Raiment The latest crinoline Idea is a cag-e of light wire, not circular air round, but flattened in front. This is being made and sold extensively at Ithe present moment in Paris, and sooner or later will doubtless reach our shores. Not that it Is specially elegant or specially comfortable (says a lady corruspundent), | though I always h^ar old laJies.say that i the hoop ivas very nice to walk in, and i Itept your skliis on' your feet, but simply because it is new. We have been so long- without a suspicion of 'bustle' that the pendulum of fashion is pretty certain soon to swing that way again, aud 'before we know where we are we shall be wearing scrme soil of wire erec uuu lo Keeij our sKiris- oui. jt may 'be' silly, of course, but when does sense have a 'look in' where style is con cerned? After the oigie of colour to which we have teen subjected, tliei-e appeal's (says a Paris expert) to W a tendency towards reluming to greater simplicity, and our besL dressers make a point of co...
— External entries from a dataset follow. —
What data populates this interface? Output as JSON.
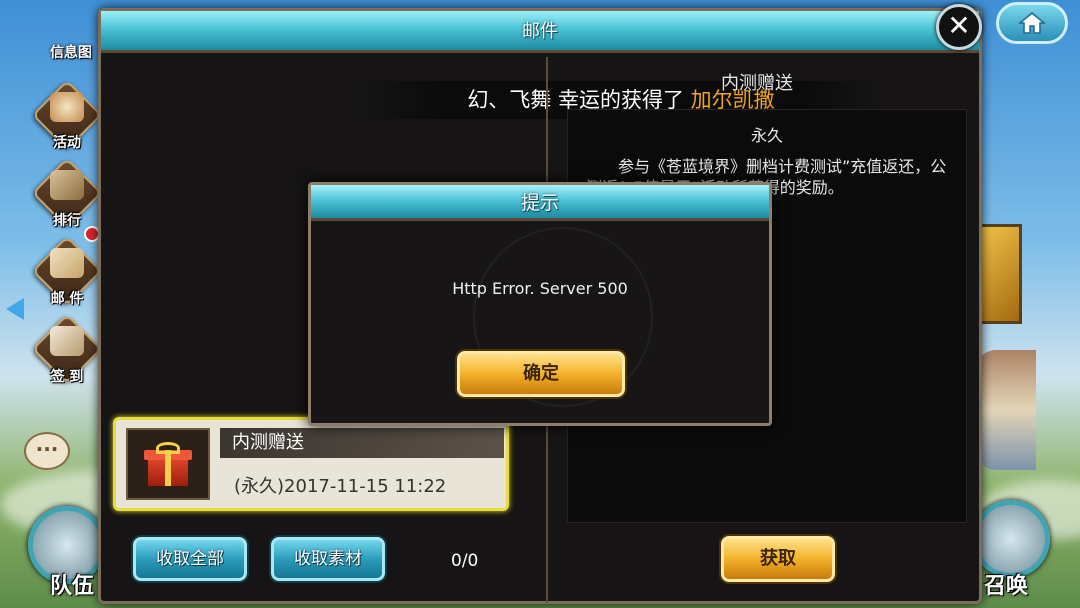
{
  "window": {
    "title": "邮件"
  },
  "notice": {
    "prefix": "幻、飞舞 幸运的获得了 ",
    "link": "加尔凯撒"
  },
  "detail": {
    "title": "内测赠送",
    "subtitle": "永久",
    "body": "参与《苍蓝境界》删档计费测试”充值返还，公测返1.5倍是于“活动所获得的奖励。"
  },
  "mail_list": [
    {
      "title": "内测赠送",
      "date": "(永久)2017-11-15  11:22",
      "icon": "gift-icon"
    }
  ],
  "buttons": {
    "collect_all": "收取全部",
    "collect_materials": "收取素材",
    "claim": "获取",
    "close": "✕"
  },
  "count": "0/0",
  "dialog": {
    "title": "提示",
    "message": "Http Error. Server 500",
    "confirm": "确定"
  },
  "sidebar": [
    {
      "label": "信息图",
      "icon": "info-icon"
    },
    {
      "label": "活动",
      "icon": "event-icon"
    },
    {
      "label": "排行",
      "icon": "ranking-icon"
    },
    {
      "label": "邮 件",
      "icon": "mail-icon"
    },
    {
      "label": "签 到",
      "icon": "checkin-icon"
    }
  ],
  "bottom": {
    "left_label": "队伍",
    "right_label": "召唤"
  },
  "colors": {
    "accent_cyan": "#4cc3d6",
    "accent_gold": "#f3b12a",
    "highlight": "#e8db3a",
    "link": "#f2a21e"
  }
}
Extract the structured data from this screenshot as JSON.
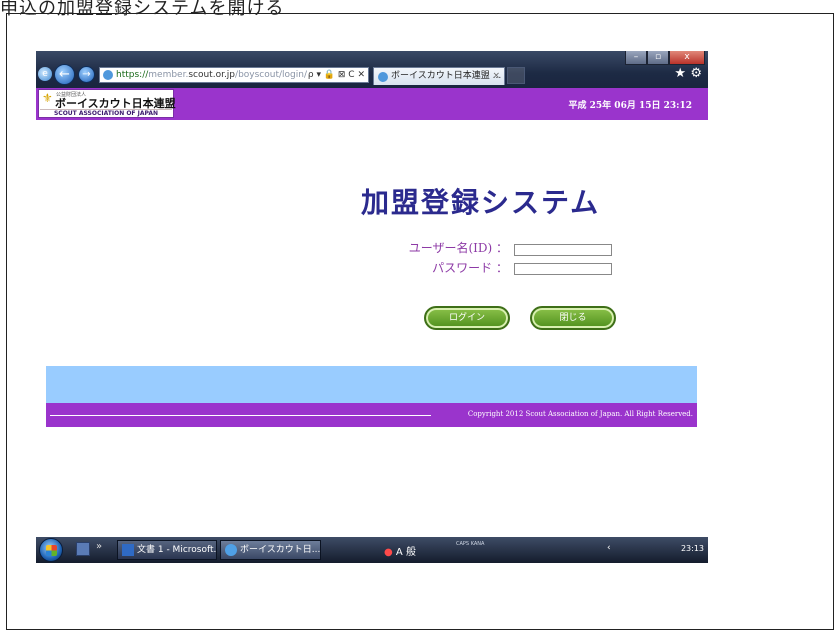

FEDERATION—THE PARTING THE WAYS. (To the Editor of the Times) [Newspaper Article] — The Murrurundi Times and Liverpool Plains Gazette — 21 May 1898
FEDERATION— THE PARTING ? -F THE WAYS. ( To the Editor of the Times) Sjk, — On the 3rd of June next we who arc Australians by tilth or adoption will stand at the ' parting of the ways.' On the one side lien the way to a ' United Auatia'i*,' strung. Ire', and prosper us, and on the oth- r side is the v ay that leads to the ^ er petuatiou of a number of petty disuni ed States, each on-* having ceparate jut-rents, aud each me fighting 'or its -wu latd v.it'i tariffs, bounties, nnd differ-nti .1 railway r^te , und pr«'b-t-ly la'tron wi'h muc'i oMre deadlj weapons, for iu confl ct* between 'ii-ul Kta pa flip Intit1finf-u iga hIu-avs tn rlip final arbitrament uf the sword; at leas it always has liccn so in th- past history of the w 'rid, a'd I for «.'i-e do n ?» believe that human na'uri- is very d fferenr ih,w from what it was a thou-Hnd years ago. F'r more than one hundn-d ye--rs we and our fathers before us have been slowly in.d laboriously brincin!; into sui'jecti -n ???be waste place...
CHURCH OF ENGLAND PUPILS ATTENDING CONVENT SCHOOLS. (To the Editor of the Times.) [Newspaper Article] — The Murrurundi Times and Liverpool Plains Gazette — 21 May 1898
CEPRCH OF ENGLAND PUPILS AT TEN! ING CONVENT SCHOOLS. (To the Editor of the Times.) Sir, — I noticed in your last issue a very a-i!Uaing letter written by Misb Long, of Murruruudi. under the above litad:n£. Well, Sir, after perudng it for some time I cjme t- this c 'Delusion : That Miss Long wshei to create a sensation in your town ship : if not, thi're is ouly one other .reason tuat I eft - sf, and tiiis is it : Thero mutt be something radically wrong with the state of her mind f-)r her to thus throw aside the veliitious teaching uf her youth »ad enter a (Junvent. Xo my mind slio must bave a heart as hard as stone to leave mother, fa her, and 8'E'ers. She will assuredly kill If r mother if she (her mother) has ,m !--vp tor her, and I take the liberty v- wain her si't- rs ot t-i f- lluw in her f otsteps down t -v rtnin ilnmn. I have a nster in th' C- nvent here, but before I w.mld all-w another lo follow her trail I would rather see her iu ija'idgatt! Cemetery. Now Sir, to fini-h my...